*** Data for this task
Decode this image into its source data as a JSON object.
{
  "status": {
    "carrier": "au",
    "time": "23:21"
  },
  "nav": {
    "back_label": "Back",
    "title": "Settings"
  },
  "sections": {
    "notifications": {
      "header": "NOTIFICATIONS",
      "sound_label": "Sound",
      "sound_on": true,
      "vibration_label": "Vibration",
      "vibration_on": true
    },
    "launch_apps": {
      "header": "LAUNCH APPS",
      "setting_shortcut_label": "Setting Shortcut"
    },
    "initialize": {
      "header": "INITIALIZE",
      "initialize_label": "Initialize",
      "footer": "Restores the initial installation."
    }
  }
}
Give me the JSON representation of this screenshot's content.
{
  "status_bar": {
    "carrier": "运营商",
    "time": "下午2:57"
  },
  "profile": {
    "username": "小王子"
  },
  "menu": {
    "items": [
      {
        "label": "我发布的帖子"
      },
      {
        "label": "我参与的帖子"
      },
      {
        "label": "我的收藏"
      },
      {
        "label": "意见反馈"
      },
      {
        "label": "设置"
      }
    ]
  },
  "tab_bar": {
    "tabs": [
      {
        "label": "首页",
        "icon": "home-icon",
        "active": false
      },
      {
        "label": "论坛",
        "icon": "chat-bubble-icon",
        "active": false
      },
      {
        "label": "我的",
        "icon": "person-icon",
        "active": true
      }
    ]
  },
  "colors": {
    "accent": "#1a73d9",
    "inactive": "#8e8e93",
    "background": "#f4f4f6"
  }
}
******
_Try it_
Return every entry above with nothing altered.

_Your solution_
Decode this image into its source data as a JSON object.
{
  "status": {
    "carrier": "au",
    "time": "23:21"
  },
  "nav": {
    "back_label": "Back",
    "title": "Settings"
  },
  "sections": {
    "notifications": {
      "header": "NOTIFICATIONS",
      "sound_label": "Sound",
      "sound_on": true,
      "vibration_label": "Vibration",
      "vibration_on": true
    },
    "launch_apps": {
      "header": "LAUNCH APPS",
      "setting_shortcut_label": "Setting Shortcut"
    },
    "initialize": {
      "header": "INITIALIZE",
      "initialize_label": "Initialize",
      "footer": "Restores the initial installation."
    }
  }
}
Give me the JSON representation of this screenshot's content.
{
  "status_bar": {
    "carrier": "运营商",
    "time": "下午2:57"
  },
  "profile": {
    "username": "小王子"
  },
  "menu": {
    "items": [
      {
        "label": "我发布的帖子"
      },
      {
        "label": "我参与的帖子"
      },
      {
        "label": "我的收藏"
      },
      {
        "label": "意见反馈"
      },
      {
        "label": "设置"
      }
    ]
  },
  "tab_bar": {
    "tabs": [
      {
        "label": "首页",
        "icon": "home-icon",
        "active": false
      },
      {
        "label": "论坛",
        "icon": "chat-bubble-icon",
        "active": false
      },
      {
        "label": "我的",
        "icon": "person-icon",
        "active": true
      }
    ]
  },
  "colors": {
    "accent": "#1a73d9",
    "inactive": "#8e8e93",
    "background": "#f4f4f6"
  }
}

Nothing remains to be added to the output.